The early political Zionists, being largely secular (many had in fact been born into observant homes and then later dropped their observance), did not feel a special yearning for Israel rooted in tradition or religion, rather they felt that the Land of Israel was the only place where Jews could create a national identity, regain their pride and productivity, and hopefully escape the horrible anti-Semitism of Czarist Russia and other places.
So important and generous was Rothschild that he was nicknamed Ha Nadiv Ha Yaduah, "The Famous Contributor." Although Rothschild was quite assimilated and disconnected from the Jewish yearning for the land, he was greatly influenced by Rabbi Shmuel Mohilever, who was one of the first religious Zionists from Poland.
Mohilever converted Rothschild to his ideology and from that point on the rich banker began to look at Israel as an "investment." He made it possible for thousands of Jews to return to the land and survive here in those days.
With his fortune made by age 40, Montefiore embarked on a career in philanthropy, becoming a tireless worker for the Jewish community of Israel.

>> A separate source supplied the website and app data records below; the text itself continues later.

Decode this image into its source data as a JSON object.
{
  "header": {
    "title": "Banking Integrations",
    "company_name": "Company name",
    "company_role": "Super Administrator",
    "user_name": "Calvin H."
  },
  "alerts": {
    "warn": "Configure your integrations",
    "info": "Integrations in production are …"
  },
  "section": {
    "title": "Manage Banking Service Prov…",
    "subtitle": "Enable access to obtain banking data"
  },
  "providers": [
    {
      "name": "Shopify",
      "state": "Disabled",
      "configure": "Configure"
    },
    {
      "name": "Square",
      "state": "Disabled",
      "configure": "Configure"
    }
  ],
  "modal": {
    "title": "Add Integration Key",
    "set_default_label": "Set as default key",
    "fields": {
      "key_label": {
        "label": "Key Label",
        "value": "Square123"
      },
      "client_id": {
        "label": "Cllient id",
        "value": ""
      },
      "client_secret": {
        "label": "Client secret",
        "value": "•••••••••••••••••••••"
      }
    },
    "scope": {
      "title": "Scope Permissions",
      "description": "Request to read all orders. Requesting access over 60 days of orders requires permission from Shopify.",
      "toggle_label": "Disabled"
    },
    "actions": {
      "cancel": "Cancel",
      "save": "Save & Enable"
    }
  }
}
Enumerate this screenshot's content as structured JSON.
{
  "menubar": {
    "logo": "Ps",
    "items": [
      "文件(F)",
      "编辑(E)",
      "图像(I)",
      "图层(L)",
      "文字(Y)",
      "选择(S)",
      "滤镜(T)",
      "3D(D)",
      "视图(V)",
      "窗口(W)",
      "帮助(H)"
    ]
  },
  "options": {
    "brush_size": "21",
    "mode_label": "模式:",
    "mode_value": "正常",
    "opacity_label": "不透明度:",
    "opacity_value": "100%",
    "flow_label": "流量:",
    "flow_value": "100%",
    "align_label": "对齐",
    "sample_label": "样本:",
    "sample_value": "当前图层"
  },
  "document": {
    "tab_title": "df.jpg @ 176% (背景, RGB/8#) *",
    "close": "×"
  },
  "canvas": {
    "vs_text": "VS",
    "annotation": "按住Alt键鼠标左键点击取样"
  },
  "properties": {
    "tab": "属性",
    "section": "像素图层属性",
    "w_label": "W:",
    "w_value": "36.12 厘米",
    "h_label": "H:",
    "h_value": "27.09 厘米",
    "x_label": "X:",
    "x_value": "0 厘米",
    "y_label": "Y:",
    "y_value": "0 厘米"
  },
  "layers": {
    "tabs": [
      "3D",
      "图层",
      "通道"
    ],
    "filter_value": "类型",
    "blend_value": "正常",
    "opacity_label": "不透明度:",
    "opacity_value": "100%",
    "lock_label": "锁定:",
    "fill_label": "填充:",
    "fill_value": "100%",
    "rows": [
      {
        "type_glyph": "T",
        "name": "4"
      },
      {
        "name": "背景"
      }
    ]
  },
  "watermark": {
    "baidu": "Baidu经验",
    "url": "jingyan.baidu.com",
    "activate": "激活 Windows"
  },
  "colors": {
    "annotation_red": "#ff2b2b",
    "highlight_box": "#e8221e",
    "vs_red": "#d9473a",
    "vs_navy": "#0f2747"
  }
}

(Its members were called Hovevei Zion, "lovers of Zion.") A major personality among the Hovevi Zion was Judah Leob Pinsker (1821-1891).No landscape exists that is more tiresome to the eye than that which bounds the approaches to Jerusalem... This marked the emergence of the first Ashkenazic European community in Israel.In 1263, the great Rabbi and scholar Nachmanides also known as the Ramban, established a small Sephardic community on Mount Zion which was outside the walls.Mark Twain who visited Israel in 1867 described it like this in Innocents Abroad: We traversed some miles of desolate country whose soil is rich enough but is given wholly to weeds ― a silent, mournful expanse... We pressed on toward the goal of our crusade, renowned Jerusalem. Palestine sits in sackcloth and ashes." Early Migrations During the time of the Muslims, life for the Jews here was for the most part easier than under the Christians.A desolation is here that not even imagination can grace with the pomp of life and action. The further we went the hotter the sun got and the more rocky and bare, repulsive and dreary the landscape became... Even the olive and the cactus, those fast friends of a worthless soil, had almost deserted the country. In 1210, following the demise of the Crusaders, several hundred rabbis, known as the Ba'alei Tosefot, re-settled in Israel.